Exercise goal:
Copy out the entries below precisely; nothing is to be omitted.

Data excerpts:

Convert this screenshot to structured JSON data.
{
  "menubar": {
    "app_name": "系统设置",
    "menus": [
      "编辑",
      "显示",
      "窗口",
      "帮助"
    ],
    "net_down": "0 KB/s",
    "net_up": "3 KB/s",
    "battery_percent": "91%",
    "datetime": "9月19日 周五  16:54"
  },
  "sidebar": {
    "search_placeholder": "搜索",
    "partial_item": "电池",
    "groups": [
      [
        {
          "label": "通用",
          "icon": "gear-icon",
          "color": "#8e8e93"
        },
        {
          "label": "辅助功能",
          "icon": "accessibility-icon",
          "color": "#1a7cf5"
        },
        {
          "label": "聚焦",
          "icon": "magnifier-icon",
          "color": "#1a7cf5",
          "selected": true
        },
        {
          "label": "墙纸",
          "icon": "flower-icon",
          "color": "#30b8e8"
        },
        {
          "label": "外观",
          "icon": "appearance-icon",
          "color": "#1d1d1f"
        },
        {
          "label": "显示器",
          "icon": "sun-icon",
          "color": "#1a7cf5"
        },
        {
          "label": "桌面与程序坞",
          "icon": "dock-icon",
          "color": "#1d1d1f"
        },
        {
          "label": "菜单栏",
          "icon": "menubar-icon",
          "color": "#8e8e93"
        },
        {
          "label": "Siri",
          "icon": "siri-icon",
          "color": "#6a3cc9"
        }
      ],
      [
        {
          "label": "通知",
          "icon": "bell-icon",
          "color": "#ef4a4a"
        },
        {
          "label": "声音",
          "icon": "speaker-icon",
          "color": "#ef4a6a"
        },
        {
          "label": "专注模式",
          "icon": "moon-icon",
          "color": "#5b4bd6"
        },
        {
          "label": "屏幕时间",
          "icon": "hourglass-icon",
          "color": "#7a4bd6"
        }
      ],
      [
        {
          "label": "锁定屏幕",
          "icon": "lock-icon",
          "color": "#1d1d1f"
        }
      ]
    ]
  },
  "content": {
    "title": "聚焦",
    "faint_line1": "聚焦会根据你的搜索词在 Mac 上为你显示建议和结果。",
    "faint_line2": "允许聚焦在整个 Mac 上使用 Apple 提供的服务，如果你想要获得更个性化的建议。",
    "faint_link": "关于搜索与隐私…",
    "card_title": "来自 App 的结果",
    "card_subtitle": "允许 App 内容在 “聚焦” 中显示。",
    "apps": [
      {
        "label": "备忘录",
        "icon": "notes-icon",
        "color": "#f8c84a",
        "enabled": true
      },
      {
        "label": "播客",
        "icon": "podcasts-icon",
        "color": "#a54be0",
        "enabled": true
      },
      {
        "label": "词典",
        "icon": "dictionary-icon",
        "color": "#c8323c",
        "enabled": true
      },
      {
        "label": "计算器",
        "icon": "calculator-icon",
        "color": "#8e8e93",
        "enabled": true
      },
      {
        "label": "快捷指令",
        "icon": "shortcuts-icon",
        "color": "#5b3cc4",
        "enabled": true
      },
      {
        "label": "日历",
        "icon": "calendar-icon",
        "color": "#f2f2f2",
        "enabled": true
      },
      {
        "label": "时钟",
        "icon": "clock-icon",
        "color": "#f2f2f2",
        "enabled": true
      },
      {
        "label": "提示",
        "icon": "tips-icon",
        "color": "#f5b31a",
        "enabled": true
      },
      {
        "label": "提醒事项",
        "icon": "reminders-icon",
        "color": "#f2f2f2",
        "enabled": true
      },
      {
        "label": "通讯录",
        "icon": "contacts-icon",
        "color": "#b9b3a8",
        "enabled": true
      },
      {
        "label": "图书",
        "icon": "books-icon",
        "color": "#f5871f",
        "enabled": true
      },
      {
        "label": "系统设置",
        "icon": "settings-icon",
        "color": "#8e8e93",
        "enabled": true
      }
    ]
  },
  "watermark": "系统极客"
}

Reply:
Convert this screenshot to structured JSON data.
{
  "menubar": {
    "app_name": "系统设置",
    "menus": [
      "编辑",
      "显示",
      "窗口",
      "帮助"
    ],
    "net_down": "0 KB/s",
    "net_up": "3 KB/s",
    "battery_percent": "91%",
    "datetime": "9月19日 周五  16:54"
  },
  "sidebar": {
    "search_placeholder": "搜索",
    "partial_item": "电池",
    "groups": [
      [
        {
          "label": "通用",
          "icon": "gear-icon",
          "color": "#8e8e93"
        },
        {
          "label": "辅助功能",
          "icon": "accessibility-icon",
          "color": "#1a7cf5"
        },
        {
          "label": "聚焦",
          "icon": "magnifier-icon",
          "color": "#1a7cf5",
          "selected": true
        },
        {
          "label": "墙纸",
          "icon": "flower-icon",
          "color": "#30b8e8"
        },
        {
          "label": "外观",
          "icon": "appearance-icon",
          "color": "#1d1d1f"
        },
        {
          "label": "显示器",
          "icon": "sun-icon",
          "color": "#1a7cf5"
        },
        {
          "label": "桌面与程序坞",
          "icon": "dock-icon",
          "color": "#1d1d1f"
        },
        {
          "label": "菜单栏",
          "icon": "menubar-icon",
          "color": "#8e8e93"
        },
        {
          "label": "Siri",
          "icon": "siri-icon",
          "color": "#6a3cc9"
        }
      ],
      [
        {
          "label": "通知",
          "icon": "bell-icon",
          "color": "#ef4a4a"
        },
        {
          "label": "声音",
          "icon": "speaker-icon",
          "color": "#ef4a6a"
        },
        {
          "label": "专注模式",
          "icon": "moon-icon",
          "color": "#5b4bd6"
        },
        {
          "label": "屏幕时间",
          "icon": "hourglass-icon",
          "color": "#7a4bd6"
        }
      ],
      [
        {
          "label": "锁定屏幕",
          "icon": "lock-icon",
          "color": "#1d1d1f"
        }
      ]
    ]
  },
  "content": {
    "title": "聚焦",
    "faint_line1": "聚焦会根据你的搜索词在 Mac 上为你显示建议和结果。",
    "faint_line2": "允许聚焦在整个 Mac 上使用 Apple 提供的服务，如果你想要获得更个性化的建议。",
    "faint_link": "关于搜索与隐私…",
    "card_title": "来自 App 的结果",
    "card_subtitle": "允许 App 内容在 “聚焦” 中显示。",
    "apps": [
      {
        "label": "备忘录",
        "icon": "notes-icon",
        "color": "#f8c84a",
        "enabled": true
      },
      {
        "label": "播客",
        "icon": "podcasts-icon",
        "color": "#a54be0",
        "enabled": true
      },
      {
        "label": "词典",
        "icon": "dictionary-icon",
        "color": "#c8323c",
        "enabled": true
      },
      {
        "label": "计算器",
        "icon": "calculator-icon",
        "color": "#8e8e93",
        "enabled": true
      },
      {
        "label": "快捷指令",
        "icon": "shortcuts-icon",
        "color": "#5b3cc4",
        "enabled": true
      },
      {
        "label": "日历",
        "icon": "calendar-icon",
        "color": "#f2f2f2",
        "enabled": true
      },
      {
        "label": "时钟",
        "icon": "clock-icon",
        "color": "#f2f2f2",
        "enabled": true
      },
      {
        "label": "提示",
        "icon": "tips-icon",
        "color": "#f5b31a",
        "enabled": true
      },
      {
        "label": "提醒事项",
        "icon": "reminders-icon",
        "color": "#f2f2f2",
        "enabled": true
      },
      {
        "label": "通讯录",
        "icon": "contacts-icon",
        "color": "#b9b3a8",
        "enabled": true
      },
      {
        "label": "图书",
        "icon": "books-icon",
        "color": "#f5871f",
        "enabled": true
      },
      {
        "label": "系统设置",
        "icon": "settings-icon",
        "color": "#8e8e93",
        "enabled": true
      }
    ]
  },
  "watermark": "系统极客"
}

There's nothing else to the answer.